Website and app data records:
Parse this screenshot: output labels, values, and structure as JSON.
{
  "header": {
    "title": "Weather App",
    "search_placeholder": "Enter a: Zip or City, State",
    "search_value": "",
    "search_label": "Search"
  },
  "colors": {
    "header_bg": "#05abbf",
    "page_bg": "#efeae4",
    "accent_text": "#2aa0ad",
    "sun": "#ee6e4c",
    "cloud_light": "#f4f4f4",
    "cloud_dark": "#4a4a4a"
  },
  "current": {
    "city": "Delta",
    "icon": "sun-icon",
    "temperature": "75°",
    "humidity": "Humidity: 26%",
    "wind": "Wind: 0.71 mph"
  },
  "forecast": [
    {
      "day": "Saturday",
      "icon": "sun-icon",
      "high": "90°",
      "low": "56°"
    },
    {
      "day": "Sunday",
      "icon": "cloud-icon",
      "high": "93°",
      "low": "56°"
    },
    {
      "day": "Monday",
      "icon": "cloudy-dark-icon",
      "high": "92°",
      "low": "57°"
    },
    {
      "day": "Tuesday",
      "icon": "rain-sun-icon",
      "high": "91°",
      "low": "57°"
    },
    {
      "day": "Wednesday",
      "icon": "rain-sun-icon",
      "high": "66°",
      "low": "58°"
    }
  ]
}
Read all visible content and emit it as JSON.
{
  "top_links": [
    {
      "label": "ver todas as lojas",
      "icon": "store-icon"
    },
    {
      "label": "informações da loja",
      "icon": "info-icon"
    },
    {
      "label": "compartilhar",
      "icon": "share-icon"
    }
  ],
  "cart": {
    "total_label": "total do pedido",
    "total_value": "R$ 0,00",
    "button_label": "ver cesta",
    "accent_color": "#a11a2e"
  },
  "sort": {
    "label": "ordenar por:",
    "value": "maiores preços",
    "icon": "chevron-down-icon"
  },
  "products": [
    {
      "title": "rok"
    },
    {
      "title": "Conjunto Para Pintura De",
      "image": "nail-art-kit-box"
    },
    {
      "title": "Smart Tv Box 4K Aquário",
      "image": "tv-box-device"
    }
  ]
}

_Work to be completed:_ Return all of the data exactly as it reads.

_Your solution:_
Parse this screenshot: output labels, values, and structure as JSON.
{
  "header": {
    "title": "Weather App",
    "search_placeholder": "Enter a: Zip or City, State",
    "search_value": "",
    "search_label": "Search"
  },
  "colors": {
    "header_bg": "#05abbf",
    "page_bg": "#efeae4",
    "accent_text": "#2aa0ad",
    "sun": "#ee6e4c",
    "cloud_light": "#f4f4f4",
    "cloud_dark": "#4a4a4a"
  },
  "current": {
    "city": "Delta",
    "icon": "sun-icon",
    "temperature": "75°",
    "humidity": "Humidity: 26%",
    "wind": "Wind: 0.71 mph"
  },
  "forecast": [
    {
      "day": "Saturday",
      "icon": "sun-icon",
      "high": "90°",
      "low": "56°"
    },
    {
      "day": "Sunday",
      "icon": "cloud-icon",
      "high": "93°",
      "low": "56°"
    },
    {
      "day": "Monday",
      "icon": "cloudy-dark-icon",
      "high": "92°",
      "low": "57°"
    },
    {
      "day": "Tuesday",
      "icon": "rain-sun-icon",
      "high": "91°",
      "low": "57°"
    },
    {
      "day": "Wednesday",
      "icon": "rain-sun-icon",
      "high": "66°",
      "low": "58°"
    }
  ]
}
Read all visible content and emit it as JSON.
{
  "top_links": [
    {
      "label": "ver todas as lojas",
      "icon": "store-icon"
    },
    {
      "label": "informações da loja",
      "icon": "info-icon"
    },
    {
      "label": "compartilhar",
      "icon": "share-icon"
    }
  ],
  "cart": {
    "total_label": "total do pedido",
    "total_value": "R$ 0,00",
    "button_label": "ver cesta",
    "accent_color": "#a11a2e"
  },
  "sort": {
    "label": "ordenar por:",
    "value": "maiores preços",
    "icon": "chevron-down-icon"
  },
  "products": [
    {
      "title": "rok"
    },
    {
      "title": "Conjunto Para Pintura De",
      "image": "nail-art-kit-box"
    },
    {
      "title": "Smart Tv Box 4K Aquário",
      "image": "tv-box-device"
    }
  ]
}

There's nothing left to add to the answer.